I’m a couple of months out from the end of my most intense and grueling project: my yearlong goal to become more self-reliant.

Among my recommendations was to do a basic life plan. For those of you who don’t know what that means, it’s a plan that goes beyond simply listing goals and living life according to them. What I meant by that was that I wanted to do basic life planning, before I set anything further out, because life changes and priorities shift every day, and there’s no point putting a schedule of a day into practice if you’re not monitoring your life in a forward-looking way. While I had implemented some basic life planning in my personal life in other settings, it was way more rudimentary, like making plans in Gmail or using my phone or computers to do tasks that had already been decided for me. But for my massive project I needed to come up with a life plan that I could implement and take pride in and implement every day.
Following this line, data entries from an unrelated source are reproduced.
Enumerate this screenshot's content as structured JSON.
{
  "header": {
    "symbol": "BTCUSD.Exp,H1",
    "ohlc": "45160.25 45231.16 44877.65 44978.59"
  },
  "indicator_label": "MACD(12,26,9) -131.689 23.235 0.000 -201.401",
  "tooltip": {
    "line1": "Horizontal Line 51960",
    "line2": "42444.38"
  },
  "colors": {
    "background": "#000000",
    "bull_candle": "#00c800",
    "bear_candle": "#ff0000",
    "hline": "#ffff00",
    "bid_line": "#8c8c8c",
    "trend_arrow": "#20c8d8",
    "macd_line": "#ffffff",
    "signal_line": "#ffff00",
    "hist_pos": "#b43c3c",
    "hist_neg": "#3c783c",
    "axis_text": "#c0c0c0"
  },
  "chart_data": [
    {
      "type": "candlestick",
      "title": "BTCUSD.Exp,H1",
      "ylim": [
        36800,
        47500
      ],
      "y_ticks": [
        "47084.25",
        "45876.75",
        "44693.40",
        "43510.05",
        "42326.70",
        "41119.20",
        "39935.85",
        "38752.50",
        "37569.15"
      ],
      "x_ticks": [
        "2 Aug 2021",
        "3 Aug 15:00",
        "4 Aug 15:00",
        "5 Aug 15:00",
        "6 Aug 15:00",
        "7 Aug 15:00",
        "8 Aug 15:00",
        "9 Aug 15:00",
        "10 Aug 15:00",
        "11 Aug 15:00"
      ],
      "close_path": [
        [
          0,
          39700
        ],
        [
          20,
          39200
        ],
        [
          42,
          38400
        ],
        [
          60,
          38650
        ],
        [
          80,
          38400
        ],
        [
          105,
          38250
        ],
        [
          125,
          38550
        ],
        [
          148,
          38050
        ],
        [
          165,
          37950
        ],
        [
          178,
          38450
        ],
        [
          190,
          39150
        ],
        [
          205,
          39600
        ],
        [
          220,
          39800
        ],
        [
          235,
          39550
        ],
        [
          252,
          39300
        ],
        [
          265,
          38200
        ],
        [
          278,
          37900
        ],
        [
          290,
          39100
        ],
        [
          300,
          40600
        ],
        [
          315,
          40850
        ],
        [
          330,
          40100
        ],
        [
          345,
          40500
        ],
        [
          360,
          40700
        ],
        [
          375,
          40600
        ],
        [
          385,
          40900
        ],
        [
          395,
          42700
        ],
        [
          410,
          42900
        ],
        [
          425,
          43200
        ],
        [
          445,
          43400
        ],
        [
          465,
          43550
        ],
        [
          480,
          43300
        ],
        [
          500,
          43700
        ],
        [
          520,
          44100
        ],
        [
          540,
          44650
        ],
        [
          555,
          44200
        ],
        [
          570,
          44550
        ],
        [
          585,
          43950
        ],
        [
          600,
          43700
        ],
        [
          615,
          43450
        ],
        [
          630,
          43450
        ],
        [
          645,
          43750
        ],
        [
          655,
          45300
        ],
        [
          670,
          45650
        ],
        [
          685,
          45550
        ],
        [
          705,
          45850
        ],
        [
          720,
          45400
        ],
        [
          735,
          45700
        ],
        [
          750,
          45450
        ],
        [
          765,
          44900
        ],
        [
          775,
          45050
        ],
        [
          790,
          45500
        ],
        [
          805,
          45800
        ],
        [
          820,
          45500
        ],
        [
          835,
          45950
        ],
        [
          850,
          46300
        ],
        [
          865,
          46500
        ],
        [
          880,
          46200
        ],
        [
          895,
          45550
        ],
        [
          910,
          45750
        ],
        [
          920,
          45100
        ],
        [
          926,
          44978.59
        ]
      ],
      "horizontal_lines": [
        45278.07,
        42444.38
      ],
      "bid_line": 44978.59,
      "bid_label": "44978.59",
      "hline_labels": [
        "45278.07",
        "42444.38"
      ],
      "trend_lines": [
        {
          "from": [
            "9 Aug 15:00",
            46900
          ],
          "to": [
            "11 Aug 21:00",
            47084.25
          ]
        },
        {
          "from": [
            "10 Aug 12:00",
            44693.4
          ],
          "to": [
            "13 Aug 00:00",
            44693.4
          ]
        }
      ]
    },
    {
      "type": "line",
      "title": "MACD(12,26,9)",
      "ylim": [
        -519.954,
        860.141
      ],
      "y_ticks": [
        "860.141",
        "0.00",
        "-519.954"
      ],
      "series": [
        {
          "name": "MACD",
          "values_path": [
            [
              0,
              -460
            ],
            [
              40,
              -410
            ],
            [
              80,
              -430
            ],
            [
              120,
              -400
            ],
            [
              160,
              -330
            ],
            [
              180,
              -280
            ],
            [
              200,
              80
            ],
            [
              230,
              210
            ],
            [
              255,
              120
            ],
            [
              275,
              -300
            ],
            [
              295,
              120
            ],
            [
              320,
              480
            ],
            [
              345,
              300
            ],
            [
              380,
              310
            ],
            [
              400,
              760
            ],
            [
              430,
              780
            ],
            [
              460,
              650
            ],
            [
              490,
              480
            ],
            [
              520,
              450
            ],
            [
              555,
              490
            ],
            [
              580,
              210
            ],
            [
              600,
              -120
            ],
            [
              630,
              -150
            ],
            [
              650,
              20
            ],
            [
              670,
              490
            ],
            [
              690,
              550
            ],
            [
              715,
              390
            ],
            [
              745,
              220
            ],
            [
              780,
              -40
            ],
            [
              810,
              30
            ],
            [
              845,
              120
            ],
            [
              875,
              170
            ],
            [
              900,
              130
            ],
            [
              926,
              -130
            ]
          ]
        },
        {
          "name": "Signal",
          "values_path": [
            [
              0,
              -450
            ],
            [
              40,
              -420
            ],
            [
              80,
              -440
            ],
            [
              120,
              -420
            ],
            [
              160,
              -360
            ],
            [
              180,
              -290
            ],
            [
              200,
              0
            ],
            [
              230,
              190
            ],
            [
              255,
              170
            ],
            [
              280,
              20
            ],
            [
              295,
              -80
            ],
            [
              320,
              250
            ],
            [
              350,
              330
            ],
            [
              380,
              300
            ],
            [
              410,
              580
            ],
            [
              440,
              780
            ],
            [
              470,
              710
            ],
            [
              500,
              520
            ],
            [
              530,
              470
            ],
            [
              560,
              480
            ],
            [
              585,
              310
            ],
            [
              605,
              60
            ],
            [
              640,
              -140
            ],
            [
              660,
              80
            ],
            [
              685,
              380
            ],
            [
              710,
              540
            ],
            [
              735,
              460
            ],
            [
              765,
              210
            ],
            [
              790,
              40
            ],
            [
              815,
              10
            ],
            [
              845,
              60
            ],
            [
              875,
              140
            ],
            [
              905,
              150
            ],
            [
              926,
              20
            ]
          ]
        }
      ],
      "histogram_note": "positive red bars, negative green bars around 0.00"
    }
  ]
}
This life plan began with me doing a daily activity tracking of my goals and life. Instead of logging where I’d been and what I’d done throughout the day, I’d log where I’d been, what I’d done, and how I felt about it. I’d essentially do a flat rate study, but this one would be from my point of view and focus on the day rather than the time.

I think that’s important to note. When I set a big goal, I often do it from a place of selfishness, to satisfy my needs, desires, and constraints. The flip side of that is that once I’ve accomplished a goal, I can (a) feel good about the achievement, and (b) stop caring what people think about it. There’s no virtue in doing a fancy day plan once you’ve already fulfilled a goal. Rather, for me it was important to get started right away. Living a day at a time allowed me to feel good about what I was doing.
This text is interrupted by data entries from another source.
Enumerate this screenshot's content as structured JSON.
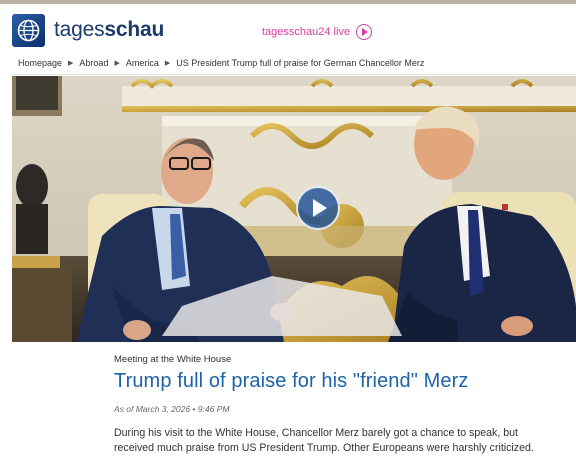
{
  "header": {
    "brand_light": "tages",
    "brand_bold": "schau",
    "live_label": "tagesschau24 live",
    "logo_icon": "tagesschau-globe-logo",
    "accent_color": "#d63fa0",
    "brand_color": "#1d3a6b"
  },
  "breadcrumb": {
    "items": [
      "Homepage",
      "Abroad",
      "America",
      "US President Trump full of praise for German Chancellor Merz"
    ],
    "separator_icon": "triangle-right-icon"
  },
  "hero": {
    "media_icon": "play-icon"
  },
  "article": {
    "kicker": "Meeting at the White House",
    "headline": "Trump full of praise for his \"friend\" Merz",
    "dateline": "As of March 3, 2026 • 9:46 PM",
    "lead": "During his visit to the White House, Chancellor Merz barely got a chance to speak, but received much praise from US President Trump. Other Europeans were harshly criticized.",
    "headline_color": "#1d63a8"
  }
}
This process took time, but it worked. After a few months, I was able to identify the most common and helpful behavior I was doing, which were mostly personal and self-initiated. When someone asked what I was doing, I could have a list ready that included the personal actions that I’d already taken, the day I’d been; I could easily answer questions about the day by simply listing what I’d been doing with such and such apps. I also noticed a lot of patterns in my day. Since I was able to mark down the things I did with how I felt about it, I could easily identify what often worked and what often didn’t when I tried new routines or changed my life plan.

I’m hoping it serves as a handy model to help others figure out what they need to do to get started.